Storm Erik has left parks, roads and train lines strewn with fallen branches and even whole trees blocking our paths in places. It may seem like a good idea to head outside and start collecting wood debris for fires and wood burners; however the majority of us may not be aware that doing so is actually illegal…
Contrary to popular belief, all trees in the UK are owned, meaning the seemingly harmless act of taking wood for free could land you in court for theft.
Phil Wood, UK & Ireland Country Manager for wood burning stove company, Contura, gives his advice for sourcing wood legally:
“Collecting fallen wood thanks to the blustery weather may seem like a harmless endeavour, but it’s important to know that this is not free wood.
“If you see wood on the ground, whether in woodland, in a park, on the roadside or even just on the streets near your home, this belongs to the land owner. To remove it is in fact stealing if you don’t have the owner’s permission to do so.
“The majority of public-owned woods belong to the Forestry Commission and many people do not realise that helping themselves to wood is an offence, regardless of whether this was caused by strong winds or not. The most serious outcome is the risk of arrest and a potential court case.
“Rules do not apply across all of the UK. For example, an old bylaw for Epping Forest states that visitors may take fallen wood as long as it does not exceed the stated amount of no more than 12kg of loose or dead wood and no more than 5cm in diameter and 91cm in length.
“Cases like Epping Forest are very few and far between though, and with very good reason. Taking wood for free has a negative effect on the livelihoods of woodland trusts, charities, conservationists and tree surgeons; the majority of whom rely on wood sales for vital income, with members of the public unwittingly buying stolen wood.
“The simplest way to avoid any issues is to contact the landowner to check if you can take or purchase wood found on their land.

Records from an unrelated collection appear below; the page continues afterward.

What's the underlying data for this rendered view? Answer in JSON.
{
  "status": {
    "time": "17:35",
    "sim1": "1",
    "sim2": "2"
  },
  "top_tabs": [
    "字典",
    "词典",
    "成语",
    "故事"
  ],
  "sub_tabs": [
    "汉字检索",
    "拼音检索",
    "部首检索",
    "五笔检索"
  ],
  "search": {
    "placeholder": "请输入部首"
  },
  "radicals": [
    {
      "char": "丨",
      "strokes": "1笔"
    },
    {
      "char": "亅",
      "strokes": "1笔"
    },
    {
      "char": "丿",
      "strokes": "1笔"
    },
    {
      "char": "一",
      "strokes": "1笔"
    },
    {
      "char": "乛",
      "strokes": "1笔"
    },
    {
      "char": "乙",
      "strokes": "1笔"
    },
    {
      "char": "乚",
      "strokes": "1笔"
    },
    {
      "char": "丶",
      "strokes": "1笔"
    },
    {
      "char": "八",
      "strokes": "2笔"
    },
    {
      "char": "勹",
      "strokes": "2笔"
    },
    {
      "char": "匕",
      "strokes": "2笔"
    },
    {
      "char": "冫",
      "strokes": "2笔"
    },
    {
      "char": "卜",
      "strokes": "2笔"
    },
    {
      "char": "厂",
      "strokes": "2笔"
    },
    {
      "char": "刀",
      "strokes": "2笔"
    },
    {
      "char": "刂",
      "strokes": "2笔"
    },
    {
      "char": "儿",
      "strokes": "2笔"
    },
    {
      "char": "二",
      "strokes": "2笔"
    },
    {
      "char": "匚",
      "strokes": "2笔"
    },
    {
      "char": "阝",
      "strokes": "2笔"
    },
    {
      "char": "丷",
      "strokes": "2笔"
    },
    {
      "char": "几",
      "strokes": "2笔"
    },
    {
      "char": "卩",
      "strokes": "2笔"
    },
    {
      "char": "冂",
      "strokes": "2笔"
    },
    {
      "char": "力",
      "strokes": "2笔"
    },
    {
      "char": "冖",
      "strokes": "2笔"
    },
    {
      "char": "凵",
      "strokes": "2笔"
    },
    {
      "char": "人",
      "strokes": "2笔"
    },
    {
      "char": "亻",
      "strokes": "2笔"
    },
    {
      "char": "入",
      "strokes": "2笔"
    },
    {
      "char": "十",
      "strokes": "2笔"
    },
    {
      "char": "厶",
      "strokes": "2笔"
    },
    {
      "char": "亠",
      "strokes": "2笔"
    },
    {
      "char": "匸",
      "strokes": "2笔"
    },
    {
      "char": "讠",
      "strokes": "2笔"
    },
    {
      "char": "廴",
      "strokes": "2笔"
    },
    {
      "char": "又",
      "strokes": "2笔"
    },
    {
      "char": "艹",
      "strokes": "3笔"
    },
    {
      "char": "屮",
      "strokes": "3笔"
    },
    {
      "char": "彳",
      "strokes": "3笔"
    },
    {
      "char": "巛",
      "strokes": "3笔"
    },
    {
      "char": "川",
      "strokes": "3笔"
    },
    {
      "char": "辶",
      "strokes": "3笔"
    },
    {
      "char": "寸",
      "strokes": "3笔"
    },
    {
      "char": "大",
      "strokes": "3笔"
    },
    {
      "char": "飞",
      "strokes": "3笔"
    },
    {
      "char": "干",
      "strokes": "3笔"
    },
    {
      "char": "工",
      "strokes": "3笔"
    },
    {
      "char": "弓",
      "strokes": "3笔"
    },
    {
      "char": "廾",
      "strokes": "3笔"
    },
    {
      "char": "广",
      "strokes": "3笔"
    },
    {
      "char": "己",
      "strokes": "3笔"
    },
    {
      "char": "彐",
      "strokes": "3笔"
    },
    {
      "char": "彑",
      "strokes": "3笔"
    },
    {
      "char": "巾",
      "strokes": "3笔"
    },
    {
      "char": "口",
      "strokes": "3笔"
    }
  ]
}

It’s also possible, for a small fee, to obtain a licence from the Forestry Commission that allows you to legitimately collect wood.
But if you’re ever in doubt, continue to purchase your timber legally from verified wood merchants. Try to ensure the supplier is local, to minimise the environmental impact of transporting the wood, and that the wood is sustainably sourced from managed or coppiced forests.”
Here are some tips for sourcing and getting the best from your firewood:
Purchase from merchants that source wood sustainably from locally
managed or coppiced forests to be assured of your wood’s origin.
Buy good-quality kiln-dried wood or logs (also known as “ready to
burn”) as the moisture content will be below 20%. This helps ensure the
most efficient burn.
3. Species such as ash, beech or birch burn particularly well and are available in bags, making them very convenient to store.
Use a wood burner as opposed to open fire for maximum heat efficiency.
80% of the heat generated by a wood burning stove is radiated and
convected into the room, compared to only 20% with traditional
Wood burning stoves also require less wood as a couple of logs will
burn for up to an hour, compared to 15 minutes on a traditional open
fireplace, meaning you use less logs and get the optimum energy out of
every one used.
6. It’s also worth purchasing plenty of kindling and natural, non-petrol based firelighters, as this is really handy to get the fire started without the need for dangerous flammable liquids.